Exoplanets were theoretical not that long ago. Now thousands have been discovered. Most of those are huge gas giants, not unlike our Jupiter and Saturn, though sometimes even larger than that. Some of them are smaller, rocky planets, like the inner-planets of our Solar System, like our Earth.
Even among those, most are bigger than Earth, the biggest rocky planet in our Solar System, several times so. They're called Super Earths.
This leaves us with very few exoplanets that are comparable to Earth in size.
And again, most of those lie in places that would make them inhospitable to life, many are very close to their star and many times hotter than our planet
Still, while finding exoplanets of any kind is cool, most people can agree that finding the ones that could potentially harbor life, at least as we know it, is the big goal.

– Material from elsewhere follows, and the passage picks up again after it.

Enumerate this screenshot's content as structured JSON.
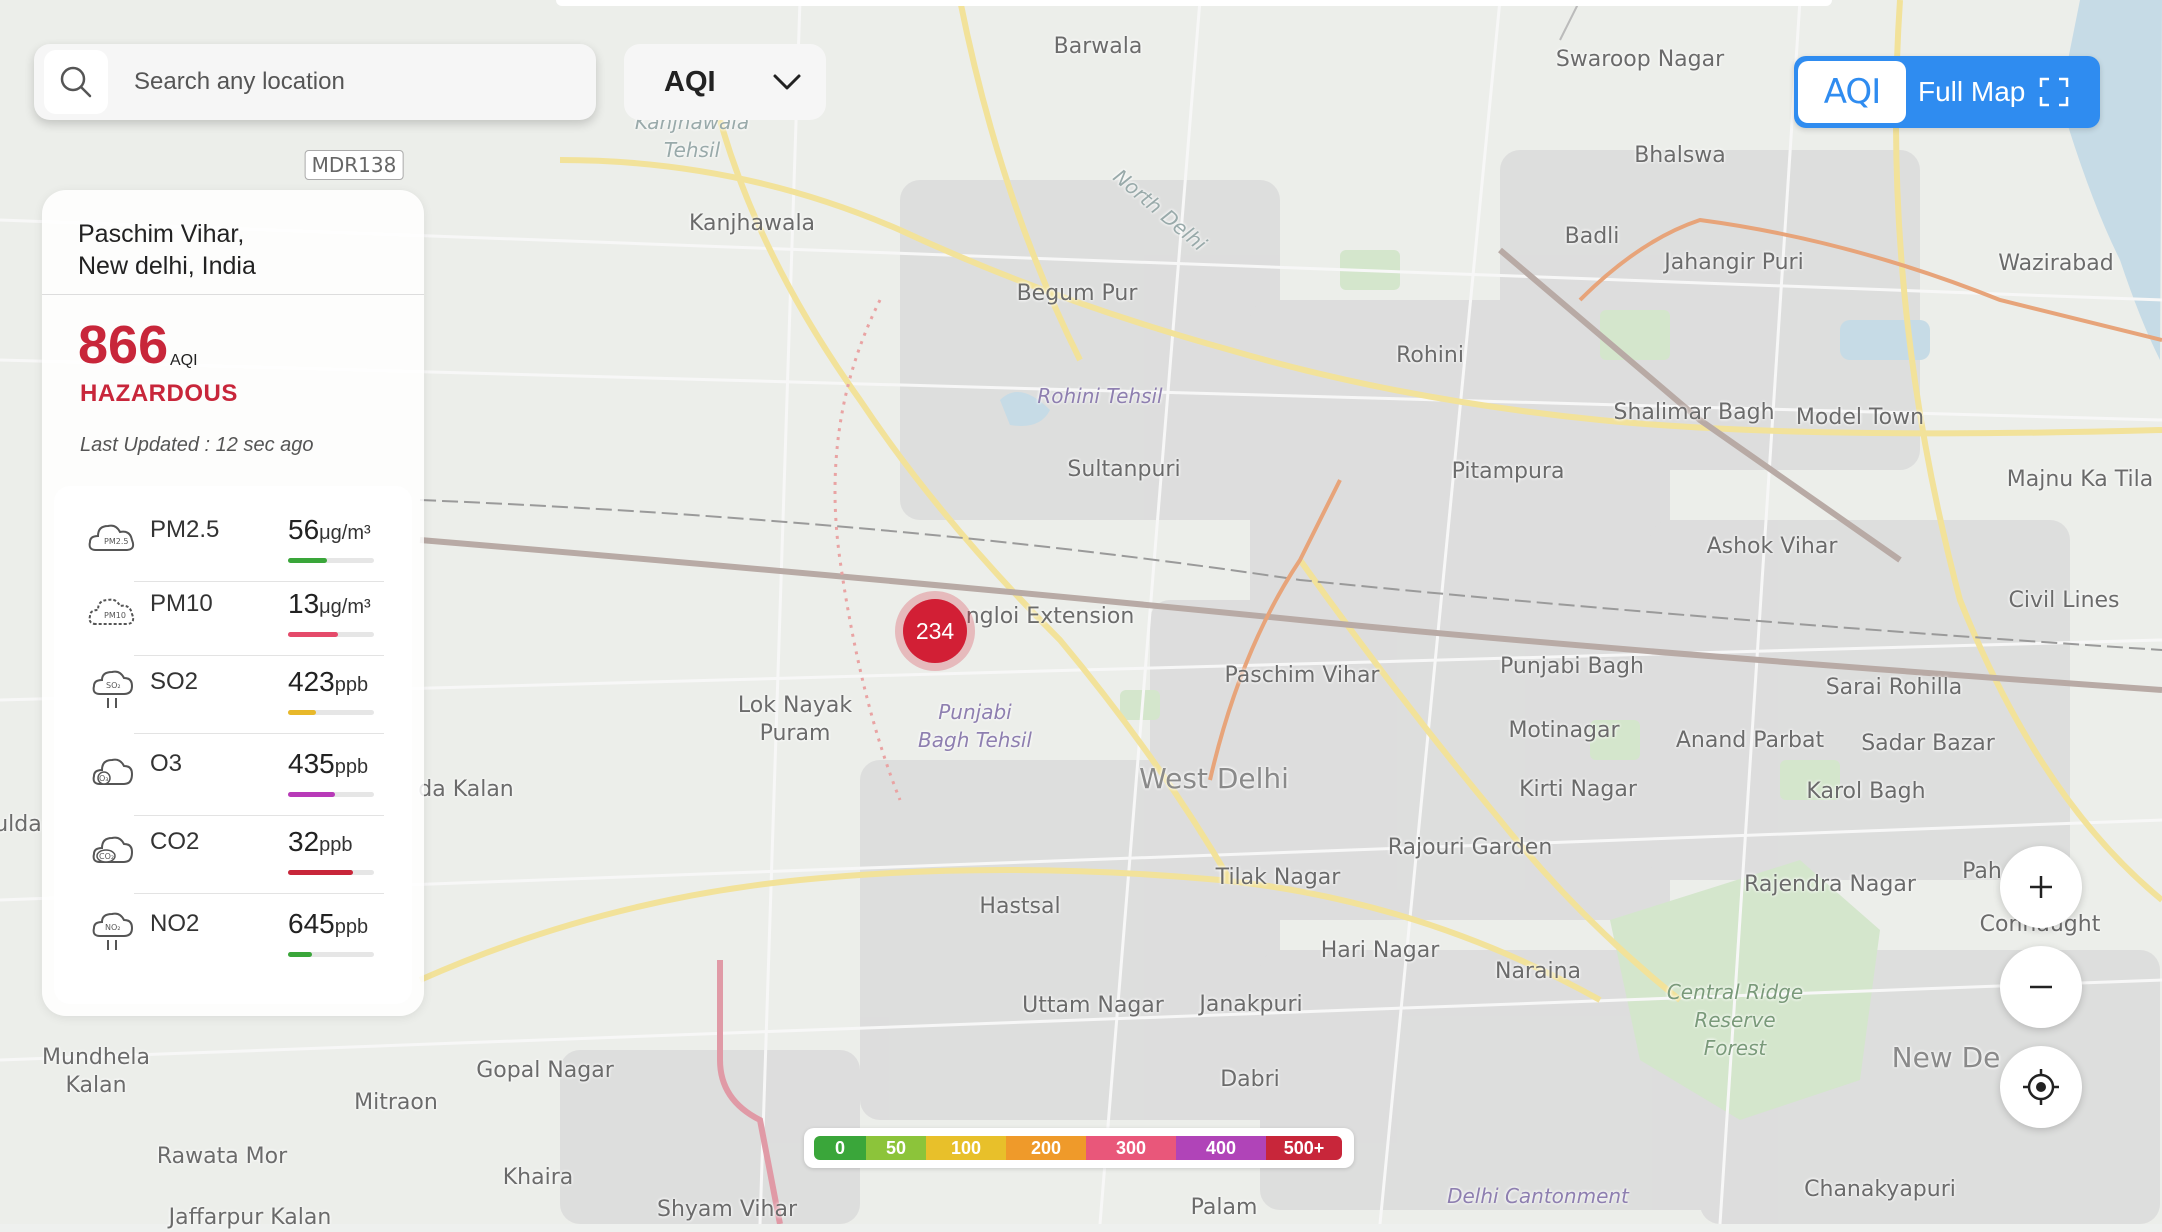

This is where ESA's Cheops space telescope comes in. The European Space Agency announced that it was now working on an instrument to detect exoplanets which would allow for the discovery of smaller planets than ever and even provide a glimpse at the atmosphere of those planets.
ESA has been trying to get an exoplanet-hunting program off the ground, literally, for more than a decade.
Budget cuts and setbacks have prevented it from doing that and meant the death of several such projects.
Now, ESA hopes that its latest project, CHaracterising ExOPlanets Satellite, or Cheops, won't share the same fate. Cheops is designed to detect exoplanets through what is known as the Transit Method.
When planets get in front of their stars, from our perspective, a decrease in the amount of light reaching is detectable. This dimming and its characteristics, i.e. how fast it happens, how much the light is dimmed, provides data on the planet causing it, specifically its radius.
That's the method used by Kepler to track down extrasolar planets, it's main advantage being that it can "scan" huge parts of the skies at the same time and discover many, many planets at the same time, something Kepler has been doing to great success so far.
Cheops though is more about the finer detail than about volume, its goal is to find smaller planets than it has been possible so far while also identifying those with a significant atmosphere. It will look for planets ranging from those the size of Earth to those about as large as Neptune.
Cheops is set for launch in 2017 with a planned mission of 3.5 years. It will sit in low Earth orbit, 800 km above our planet.